The quintessential English charmer, Nigel Havers is 62, and returns to a role he played at 26 in Oscar Wilde’s classic farce The Importance of Being Earnest at the Harold Pinter Theatre in London. Wilde’s masterpiece has some additional material added by Simon Brett as a framing device to enable older actors to play younger roles.

Nigel originally player Algernon Moncrieff in Peter Hall’s 1982 production at the National alongside Martin Jarvis, who also reprises his role as Jack Worthing.

The latest re-imagining revolves around The Bunbury Company of Players, an amateur troupe of veteran thesps performing a dress rehearsal. In one of the added lines, someone suggests that the ageing roué is not really an actor, Nigel’s character quips, “that’s true of so many who make a living at it.” And he has made a good fist of it over a 30 year career playing smoothies, gentlemen and cads, in such films as A Passage to India, Empire of the Sun and Chariots of Fire, plus a string of small screen roles – his latest being the charismatic con-artist Lewis Archer in Corrie.

Nigel is always on the go. On the number of occasions our paths have crossed he has definitely taken the fast lane. But, he always has time to sign. Just as well he has a swift siggy to complement his famous charm.

Drawing: Neil Morrissey and Caroline Quentin in Relative Values at the Harold Pinter Theatre

Neil Morrissey Caroline Quentin

Neil Morrissey reunited with his men Behaving Badly co-star Caroline Quentin for the first time since the series ended 16 years ago.

He took over from Rory Bremner as the butler Crestwell in Noël Coward’s Relative Values revival for the final month of its run at the Harold Pinter theatre in London.

Caroline was already playing Moxie, a senior maid in the play about the clash between English aristocracy and Hollywood. It’s the same theatre Neil made his stage debut in Kay Mellor’s A Passionate Woman in 1988. I caught up with both of them last week at the Pinter Stage door where they were more than happy to sign the sketch.

Drawing: Patricia Hodge in Relative Values at Harold Pinter Theatre

Patricia Hodge

“I always wanted to perform, but I was terribly nervous, which creates a barrier between you and the audience” British actress Patricia Hodge said of when she first tread the boards at the Bush Theatre in the mid-seventies. She obviously broke that barrier at the small, intimate theatre and went on to a stellar stage and screen career.

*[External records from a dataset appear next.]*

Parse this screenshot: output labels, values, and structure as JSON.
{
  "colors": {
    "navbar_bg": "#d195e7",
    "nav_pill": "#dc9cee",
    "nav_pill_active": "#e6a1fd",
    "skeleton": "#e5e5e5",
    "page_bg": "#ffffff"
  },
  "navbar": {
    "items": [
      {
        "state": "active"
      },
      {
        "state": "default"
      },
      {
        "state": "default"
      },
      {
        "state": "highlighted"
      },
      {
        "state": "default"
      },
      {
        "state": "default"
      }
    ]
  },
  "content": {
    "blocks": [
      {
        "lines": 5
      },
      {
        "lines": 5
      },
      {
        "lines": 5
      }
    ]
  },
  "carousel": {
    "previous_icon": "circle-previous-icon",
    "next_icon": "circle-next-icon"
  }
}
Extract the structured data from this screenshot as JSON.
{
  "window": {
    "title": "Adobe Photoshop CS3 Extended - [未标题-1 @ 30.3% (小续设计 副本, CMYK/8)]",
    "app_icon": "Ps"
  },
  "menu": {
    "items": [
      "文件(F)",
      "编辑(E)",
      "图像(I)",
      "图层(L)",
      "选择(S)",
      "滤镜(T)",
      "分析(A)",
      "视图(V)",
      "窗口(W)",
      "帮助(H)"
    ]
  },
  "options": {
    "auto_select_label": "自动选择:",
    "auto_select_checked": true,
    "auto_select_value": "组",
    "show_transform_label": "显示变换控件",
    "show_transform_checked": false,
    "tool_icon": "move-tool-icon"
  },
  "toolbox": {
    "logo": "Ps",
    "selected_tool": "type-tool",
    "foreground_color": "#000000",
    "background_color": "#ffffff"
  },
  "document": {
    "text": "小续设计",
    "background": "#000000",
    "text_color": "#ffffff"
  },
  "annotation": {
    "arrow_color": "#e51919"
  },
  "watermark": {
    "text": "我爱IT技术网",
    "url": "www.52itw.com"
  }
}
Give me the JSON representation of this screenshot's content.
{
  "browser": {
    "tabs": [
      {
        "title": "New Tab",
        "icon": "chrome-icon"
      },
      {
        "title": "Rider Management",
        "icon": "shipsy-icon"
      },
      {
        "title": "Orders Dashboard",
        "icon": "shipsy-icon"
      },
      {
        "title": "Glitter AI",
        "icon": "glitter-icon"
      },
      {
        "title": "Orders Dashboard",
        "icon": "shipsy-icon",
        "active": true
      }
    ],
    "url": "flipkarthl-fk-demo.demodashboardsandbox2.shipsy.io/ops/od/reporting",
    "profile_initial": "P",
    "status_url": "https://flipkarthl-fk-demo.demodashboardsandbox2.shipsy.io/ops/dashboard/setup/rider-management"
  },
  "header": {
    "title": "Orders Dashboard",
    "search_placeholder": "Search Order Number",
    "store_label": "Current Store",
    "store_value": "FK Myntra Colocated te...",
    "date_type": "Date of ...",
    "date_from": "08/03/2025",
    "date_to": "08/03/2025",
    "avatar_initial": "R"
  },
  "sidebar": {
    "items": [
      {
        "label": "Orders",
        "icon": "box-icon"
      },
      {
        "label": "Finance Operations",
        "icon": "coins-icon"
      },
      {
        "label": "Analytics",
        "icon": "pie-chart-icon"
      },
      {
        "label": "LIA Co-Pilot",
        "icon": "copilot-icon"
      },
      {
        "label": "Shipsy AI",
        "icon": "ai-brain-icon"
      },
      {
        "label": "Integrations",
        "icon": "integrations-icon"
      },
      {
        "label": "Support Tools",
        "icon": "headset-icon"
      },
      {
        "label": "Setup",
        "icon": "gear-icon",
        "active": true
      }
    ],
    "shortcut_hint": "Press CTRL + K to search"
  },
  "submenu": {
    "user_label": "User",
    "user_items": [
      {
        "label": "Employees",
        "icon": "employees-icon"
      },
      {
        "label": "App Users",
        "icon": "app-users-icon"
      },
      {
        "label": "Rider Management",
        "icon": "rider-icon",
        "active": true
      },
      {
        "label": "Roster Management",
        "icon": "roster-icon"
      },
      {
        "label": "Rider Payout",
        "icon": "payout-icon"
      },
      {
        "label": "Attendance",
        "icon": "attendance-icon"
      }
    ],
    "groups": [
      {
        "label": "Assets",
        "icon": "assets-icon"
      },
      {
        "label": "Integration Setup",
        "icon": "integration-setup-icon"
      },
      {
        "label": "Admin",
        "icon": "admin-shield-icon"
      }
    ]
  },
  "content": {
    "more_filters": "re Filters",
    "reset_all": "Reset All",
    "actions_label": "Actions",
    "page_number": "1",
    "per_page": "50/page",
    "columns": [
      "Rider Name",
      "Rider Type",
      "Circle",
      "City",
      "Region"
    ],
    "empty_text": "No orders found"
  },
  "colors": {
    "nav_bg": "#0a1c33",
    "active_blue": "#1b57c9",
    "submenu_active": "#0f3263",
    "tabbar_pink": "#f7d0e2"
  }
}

Best known to TV viewers as Phyllida (Trant) Erskine-Brown, the “Portia of our Chambers” in John Mortimer’s Rumpole of the Bailey, who usually sided with Rumpole, eventually becoming a QC and then a judge. She also featured in BBCs Miranda from 2009-2013.

After earlier  nominations, she eventually won the Olivier Award in 2000 for Best Supporting Actress in Money.

Patricia is currently at the Harold Pinter Theatre in Noel Coward’s Relative Values directed by Trevor Nunn until this weekend (21 June). She signed my sketch after last night’s performance.

Drawing: Mojo, starring Brendan Coyle, Rupert Grint, Daniel Mays, Ben Whishaw, Colin Morgan and Tom Rhys Harries

mojo

The first major revival of Jez Butterworth’s Olivier award-winning black comedy Mojo is currently in previews at the Harold Pinter Theatre in London. The original production directed by Ian Rickson opened at the Royal Court Theatre in July 1995 prior to a sell out West End run in 1996.

Two of Britain’s great theatre collaborators, Jez and Ian reunite for this staging after their hit sensation Jerusalem and the critically acclaimed The River in recent years. A subsequent film adaption featuring Harold Pinter himself, was directed by Jez in 1997.

Set against the fledgling rock’n’roll scene of 1950’s Soho, the savagely funny play delves into the sleazy underworld and power games of London’s most infamous district. It features a stellar ensemble cast, Brendan Coyle, Rupert Grint (making his stage debut), Daniel Mays, Ben Whishaw, Colin Morgan and Tom Rhys Harries. The first performance was on Saturday evening (26 October) which I was lucky enough to get a £10 ticket for (standing in the balcony). I returned on Monday with my sketch which all the cast signed at the stage door. Mojo opens 13 November and will run to 25 January 2014.